The social media network that has more than 500 million users worldwide, said in a tweet that its policy does not permit the use of Twitter to promote terrorism, Xinhua reported.
Twitter, compared with other US-based networks of its kind, has been considered to be more reluctant to intervene against contents posted by users.
In its history of nearly 10 years, it has had a system in place against child pornography.
According to a report released in 2015 by Brookings Institution, a Washington DC-based think tank, the IS had at least 46,000 active Twitter accounts over a three-month period in 2014.
The pressure for Twitter to curb propaganda by the IS and other extremist groups comes from the US government as well as non-government groups and individuals. Last month, it was sued by the widow of a US national killed in an attack on a Jordanian police training centre.
The plaintiff alleged that Twitter makes it easy for the IS to promote violence.
However, Twitter said on Friday it has “always sought to strike a balance between the enforcement of our own Twitter Rules covering prohibited behaviours, the legitimate needs of law enforcement, and the ability of users to share their views freely – including views that some people may disagree with or find offensive.”

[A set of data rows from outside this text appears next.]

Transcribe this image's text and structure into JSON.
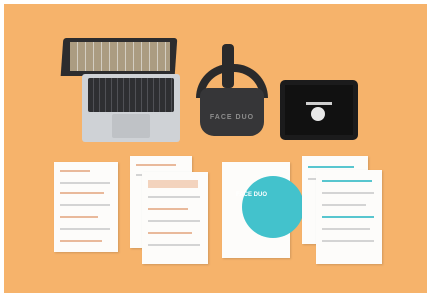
{
  "scene": {
    "colors": {
      "background": "#f6b36b",
      "paper": "#fdfcfa",
      "accent_orange": "#e9b99b",
      "accent_teal": "#43c2cc",
      "device_dark": "#2a2a2b"
    },
    "headset": {
      "logo_text": "FACE DUO"
    },
    "cover": {
      "title": "FACE DUO"
    }
  }
}
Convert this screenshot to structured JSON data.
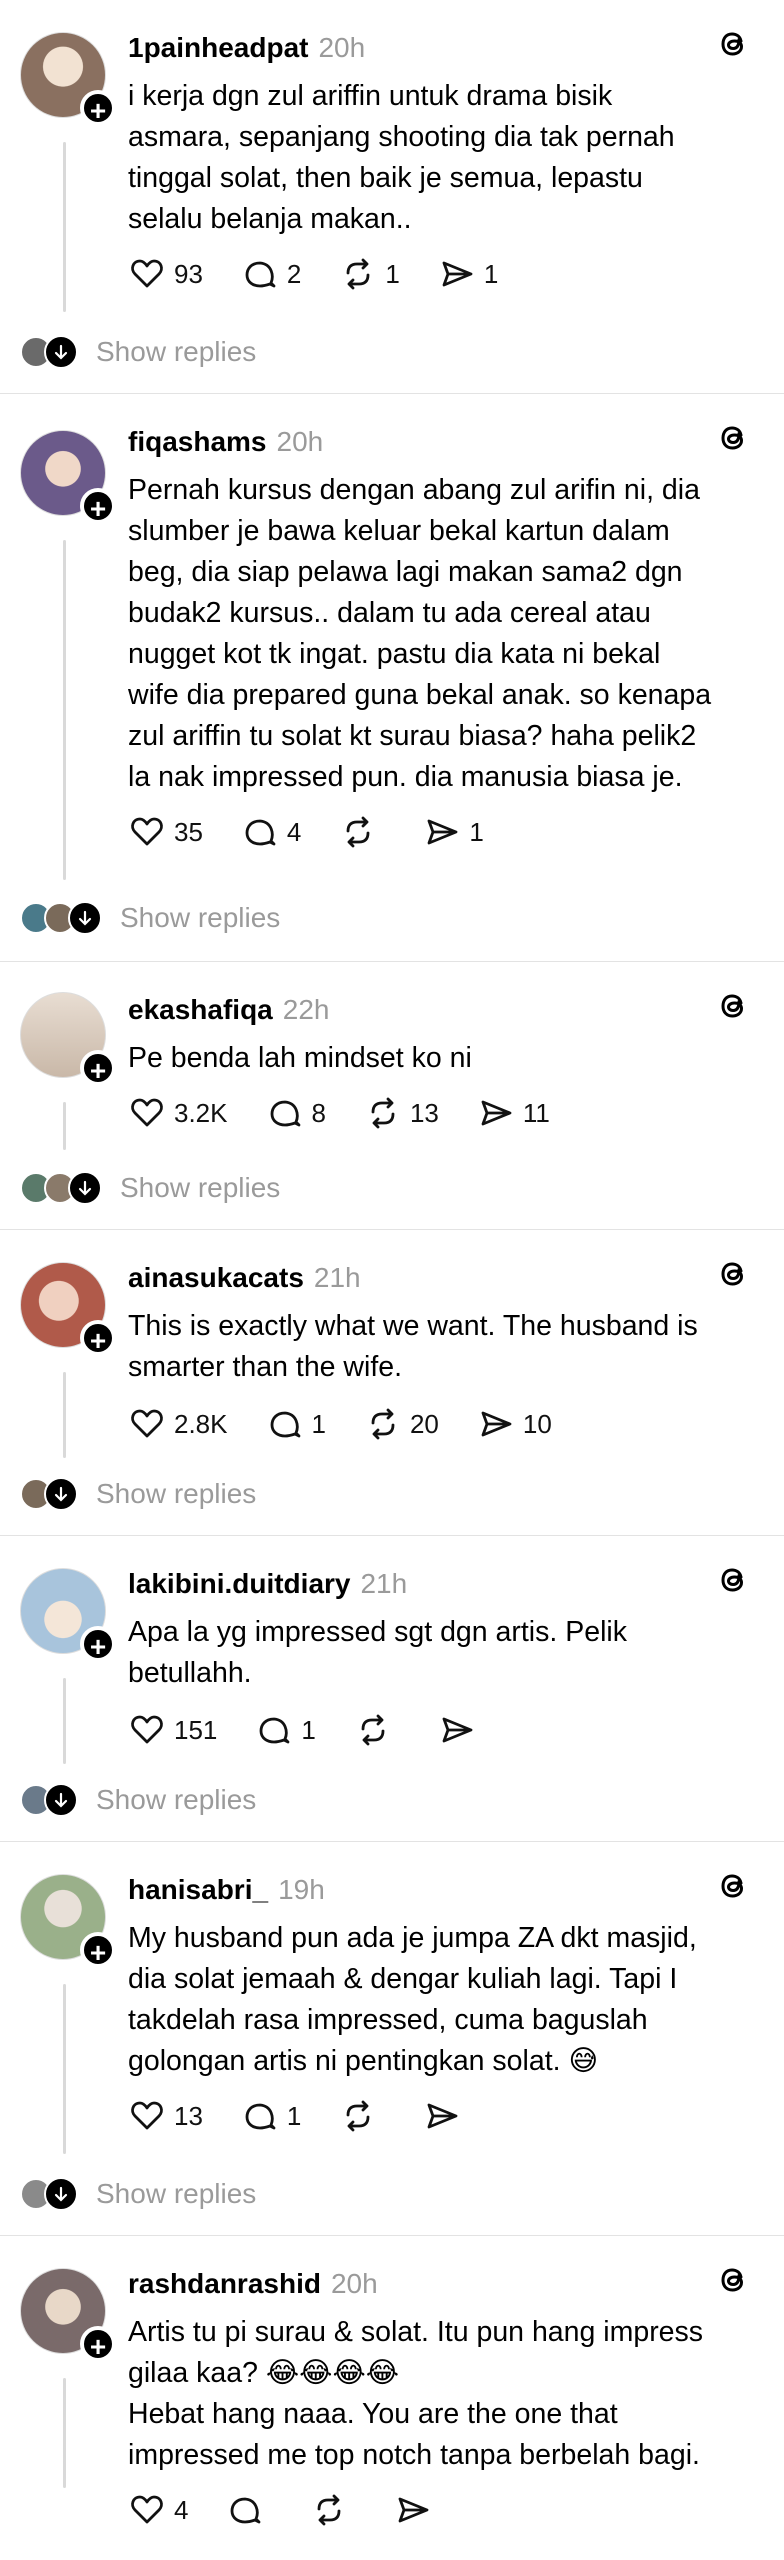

Meanwhile, the network said it has increased the size of the teams that review terrorism-related reports, so as to reduce its response time.